Rose Petterson (nee Harray) graduated from the Otago Polytechnic School of Art with a Bachelor of Fine Art (Sculpture major) in 2006. Since graduating Rose has been working as a sculptor, exhibiting in numerous group shows and sculpture parks, throughout the country. She has also been freelancing in the film industry in a variety of roles, including production design, art direction, props master, sculptor and on-set standby.
Her training as a sculptor and work experience on film and stage sets has provided her with a wide knowledge of materials, set design techniques and construction methods. In 2013 she completed a Post Graduate Diploma in Design, majoring in animation and digital sculpture, which as further enhanced her skills in the film making arena and as a professional sculptor.
Rose lives in Oakura, Taranaki with her young family of 3 children. And works from her newly purpose-built studio, sculpting in a variety of medium including steel, 3D printed plastic and using recycled materials like soft plastics that would otherwise go to landfill.
Wider artistic statement
My art practice is largely an investigation of the dichotomy of opposites. How binary oppositions relate and reflect one another. How does the seen world and the unseen world relate and give reference to one another? I am interested with the abstract concepts of light and dark, with relation to their physical and invisible properties. This concern with light and dark has also led me to investigate ideas of transparency and the relationship between the ethereal and the earthly, the spiritual and the physical, what is permanent and what is temporary. Who are we as a part of creation?
I have explored these concepts using various sculptural mediums. From the softness of wax to the rigidity of steel, I use solid materials in a way that speaks of both the abstract concepts of light and transparency, and also of darkness and density.
I have been developing a series of 3D printed work. What I like about this medium or process of creating is that it has the ability to print complex and intricate pieces that couldn’t otherwise be fabricated. The potential of 3D printing is another binary opposition – I can print delicate looking work that is actually made of a robust material.

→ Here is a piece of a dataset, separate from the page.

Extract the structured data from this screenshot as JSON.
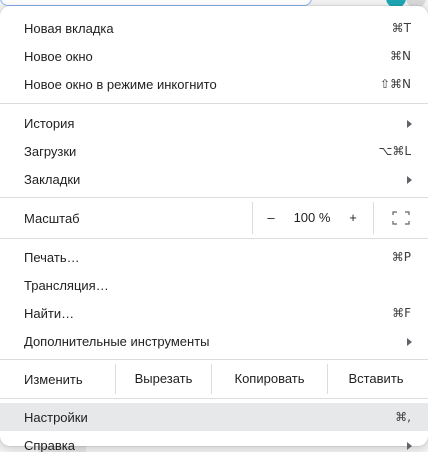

Most recently I have begun to investigate and experiment with the use of waste products and have been stockpiling our families soft plastic waste that is not recyclable and would otherwise end up in the landfill or worse in our waterways and in the stomachs of precious animal species. A product that has such a temporary use and yet has such a permanence in the earth for so long.